Stress comparisons can discredit student athletes’ hard work

By Rewon Shimray | Cartoonist

By Aaliyah Miller | Contributor

In the editorial, “Complaining about stress shouldn’t be a competition,” the message was clear that comparing what you do to your peers has a negative effect on yourself. Specifically, by comparing each other’s workloads — making it a challenge to see who has it worse.

With finals season approaching, I do feel that this is an issue that is going to become more apparent as time goes by. Ever since high school, people have compared themselves to one another based on looks, personality and clout. But now in college, there are a lot more stressors other than physical appearance. The change in difficulty in academics from high school to Baylor University is quite drastic. The workload alone is a lot to handle with the busy schedule’s students have doing other extracurricular activities.

I do feel there is a stigma that only science majors have it hard academically compared to others.

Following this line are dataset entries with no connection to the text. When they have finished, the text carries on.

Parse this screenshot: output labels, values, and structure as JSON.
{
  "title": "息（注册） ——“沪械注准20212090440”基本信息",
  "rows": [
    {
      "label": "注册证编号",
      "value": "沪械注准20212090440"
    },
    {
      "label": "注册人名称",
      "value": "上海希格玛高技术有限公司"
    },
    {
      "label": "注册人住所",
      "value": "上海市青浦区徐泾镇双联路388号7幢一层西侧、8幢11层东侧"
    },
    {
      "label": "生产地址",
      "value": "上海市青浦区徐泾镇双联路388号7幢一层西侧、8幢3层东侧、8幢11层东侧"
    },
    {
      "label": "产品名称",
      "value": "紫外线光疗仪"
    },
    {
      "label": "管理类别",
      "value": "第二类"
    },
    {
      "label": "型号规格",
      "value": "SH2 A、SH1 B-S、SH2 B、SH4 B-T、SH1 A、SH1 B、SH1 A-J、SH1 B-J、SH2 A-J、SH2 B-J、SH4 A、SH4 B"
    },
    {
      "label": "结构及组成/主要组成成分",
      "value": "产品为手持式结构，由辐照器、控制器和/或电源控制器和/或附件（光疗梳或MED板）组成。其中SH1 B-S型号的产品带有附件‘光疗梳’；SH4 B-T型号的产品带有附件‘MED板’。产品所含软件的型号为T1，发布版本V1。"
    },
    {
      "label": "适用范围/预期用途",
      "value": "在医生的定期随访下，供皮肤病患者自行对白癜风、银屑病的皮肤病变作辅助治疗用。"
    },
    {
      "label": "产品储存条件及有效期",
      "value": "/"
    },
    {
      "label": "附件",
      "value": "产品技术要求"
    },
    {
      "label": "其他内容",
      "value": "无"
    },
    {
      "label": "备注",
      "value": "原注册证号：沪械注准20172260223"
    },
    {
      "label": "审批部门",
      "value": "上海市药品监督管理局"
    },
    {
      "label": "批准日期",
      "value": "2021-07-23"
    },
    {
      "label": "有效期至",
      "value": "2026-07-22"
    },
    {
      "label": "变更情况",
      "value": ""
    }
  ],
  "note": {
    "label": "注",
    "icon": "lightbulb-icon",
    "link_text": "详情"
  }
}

Pre-medicine students are always complaining about how the workload isn’t the same with the number of science and lab credits they have to take. Which is quite irritating to hear because nothing here at Baylor is easy. It’s like they love to have a competition to who has a more stressful/complicated life, claiming it’s an award to win. But that’s not the case, it only creates a gap between students, adding negative sentiments towards each other.

But one thing that isn’t mentioned is the stressors of being a student athlete at Baylor University. The life of an athlete isn’t an easy task because of the intensity of the workouts and the immense academic workload of classes. I do believe that all the work that we do is overlooked by the student body based on all the benefits us athletes receive. I am not saying that what regular students do is nothing compared to our busy schedules, it’s just frustrating to hear others say that we don’t try as hard, downplaying all of the hard work we do day in and day out.

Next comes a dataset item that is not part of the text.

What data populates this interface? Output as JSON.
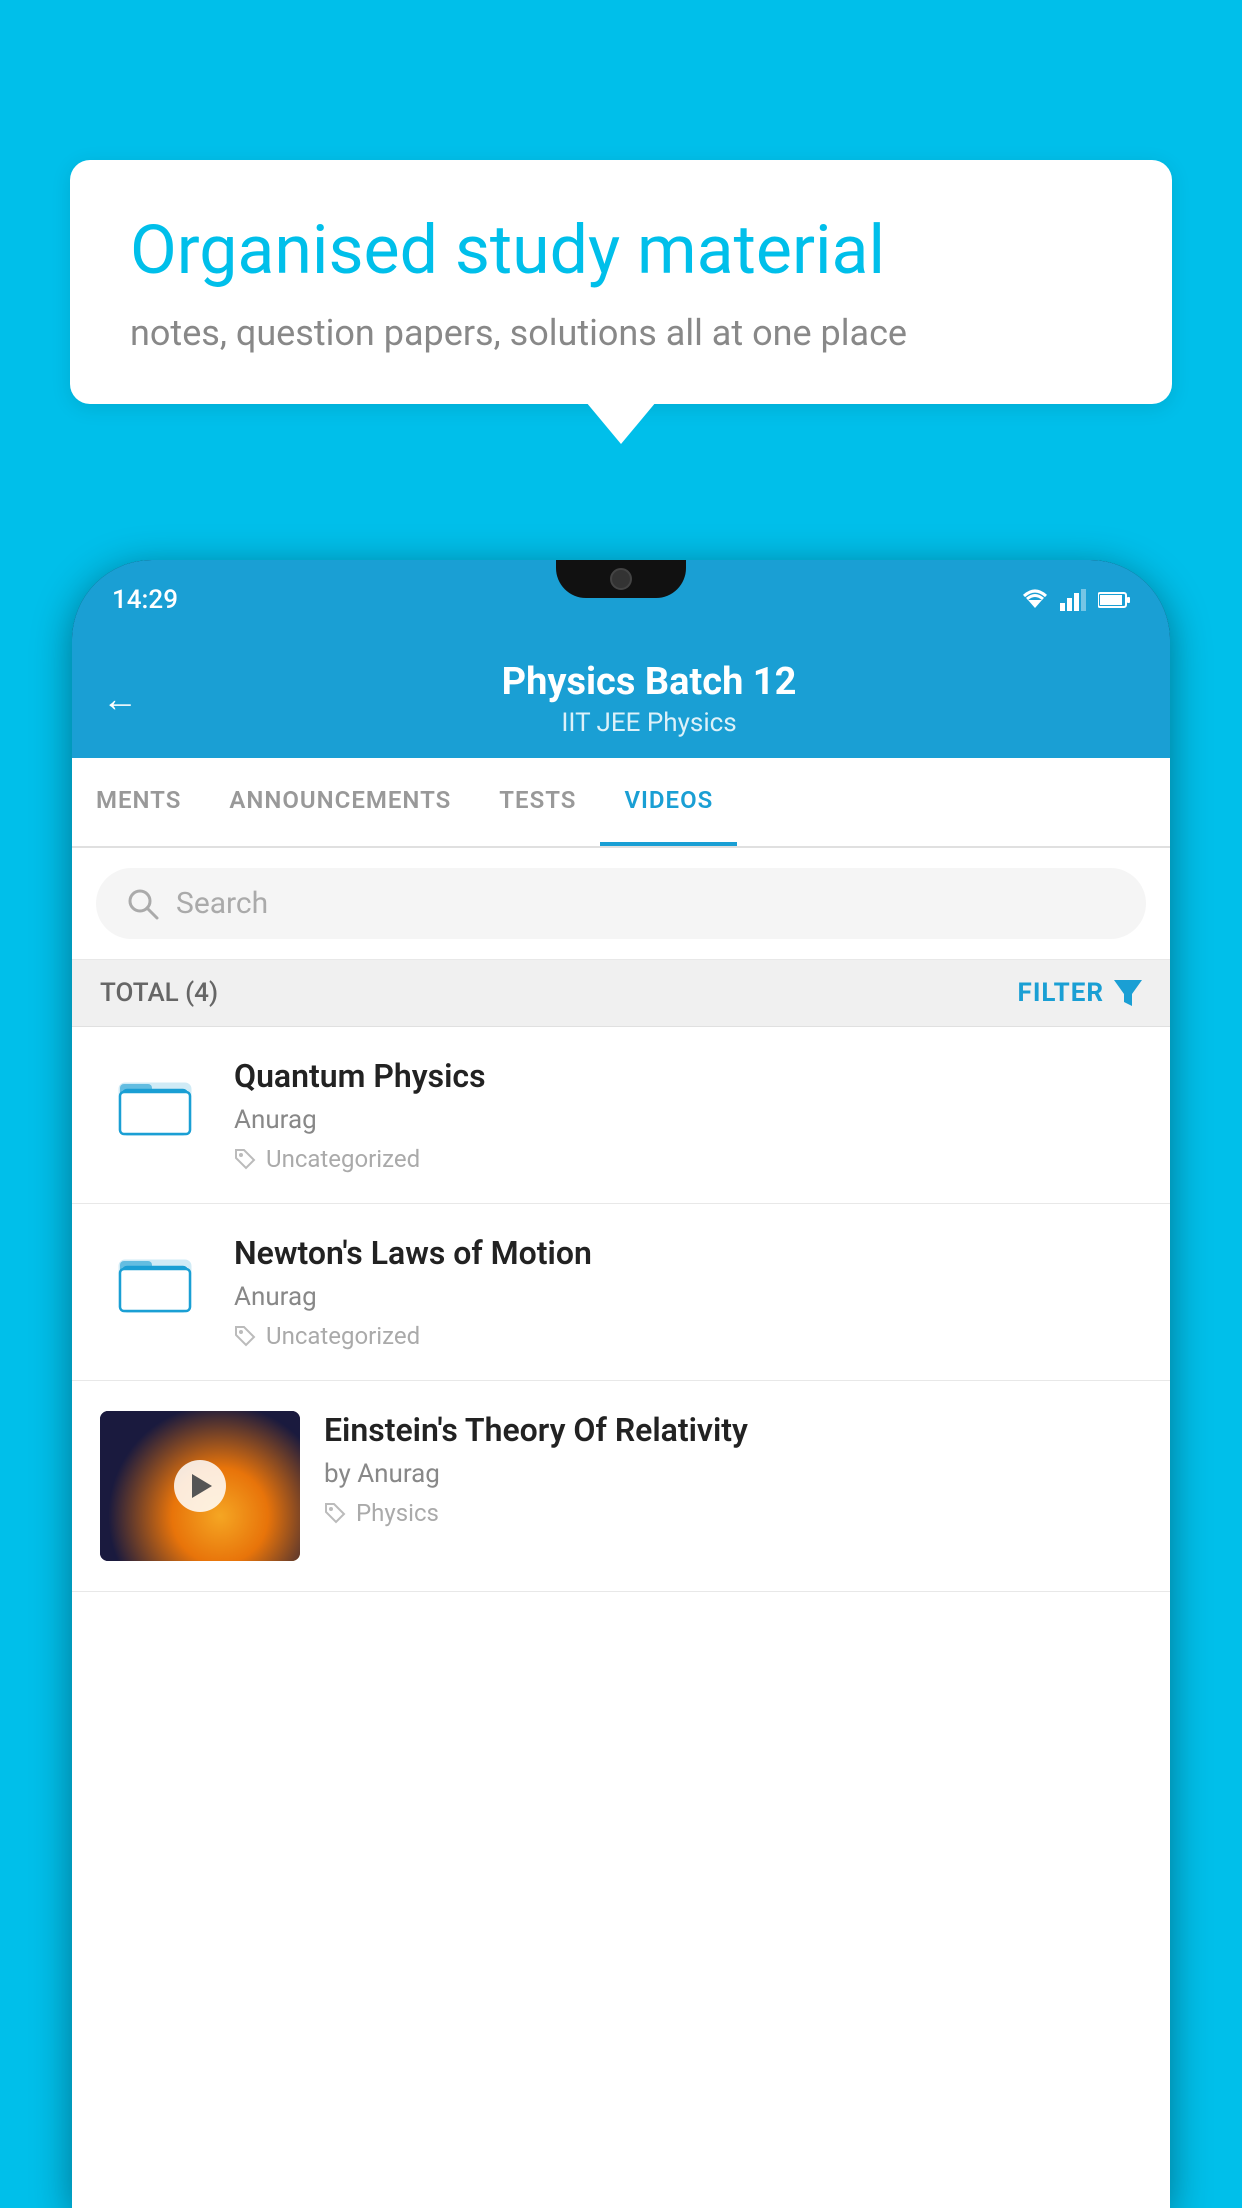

Although comparing the life of a student athlete to a student is what the author said to avoid, in this case, I feel like it’s necessary. I believe that getting a better understanding of our lifestyle will help students see that what is invested in us isn’t going to waste. I can see it helping diminish the gap between student athletes and students at Baylor University. We all came to Baylor for different reasons, and you shouldn’t downplay people’s reasoning for stress based on what you do specifically for yourself.

Aaliyah Miller
Junior marketing major